** Data provided follows **

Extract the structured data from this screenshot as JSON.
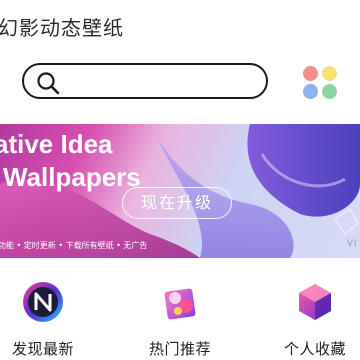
{
  "app": {
    "title": "幻影动态壁纸"
  },
  "search": {
    "placeholder": ""
  },
  "menu_dots": {
    "colors": [
      "#f48c8c",
      "#f7df75",
      "#8eb3f2",
      "#8dd6a4"
    ]
  },
  "banner": {
    "line1": "ative Idea",
    "line2": "Wallpapers",
    "upgrade_label": "现在升级",
    "features": "功能 • 定时更新 • 下载所有壁纸 • 无广告",
    "corner_text": "VI"
  },
  "categories": [
    {
      "label": "发现最新",
      "icon": "discover-icon"
    },
    {
      "label": "热门推荐",
      "icon": "hot-recommend-icon"
    },
    {
      "label": "个人收藏",
      "icon": "favorites-icon"
    }
  ]
}
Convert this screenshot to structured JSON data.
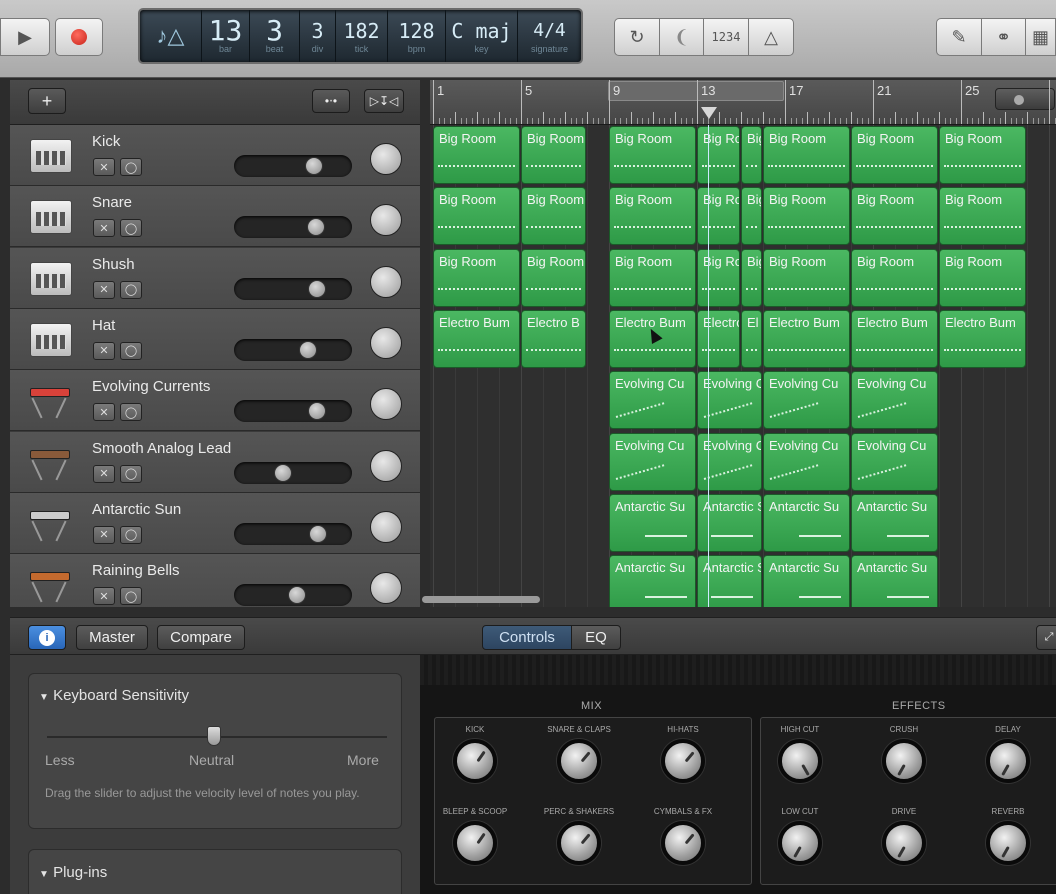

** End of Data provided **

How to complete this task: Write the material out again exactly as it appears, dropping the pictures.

Response box:
Extract the structured data from this screenshot as JSON.
{
  "app": {
    "title": "幻影动态壁纸"
  },
  "search": {
    "placeholder": ""
  },
  "menu_dots": {
    "colors": [
      "#f48c8c",
      "#f7df75",
      "#8eb3f2",
      "#8dd6a4"
    ]
  },
  "banner": {
    "line1": "ative Idea",
    "line2": "Wallpapers",
    "upgrade_label": "现在升级",
    "features": "功能 • 定时更新 • 下载所有壁纸 • 无广告",
    "corner_text": "VI"
  },
  "categories": [
    {
      "label": "发现最新",
      "icon": "discover-icon"
    },
    {
      "label": "热门推荐",
      "icon": "hot-recommend-icon"
    },
    {
      "label": "个人收藏",
      "icon": "favorites-icon"
    }
  ]
}
Convert this screenshot to structured JSON data.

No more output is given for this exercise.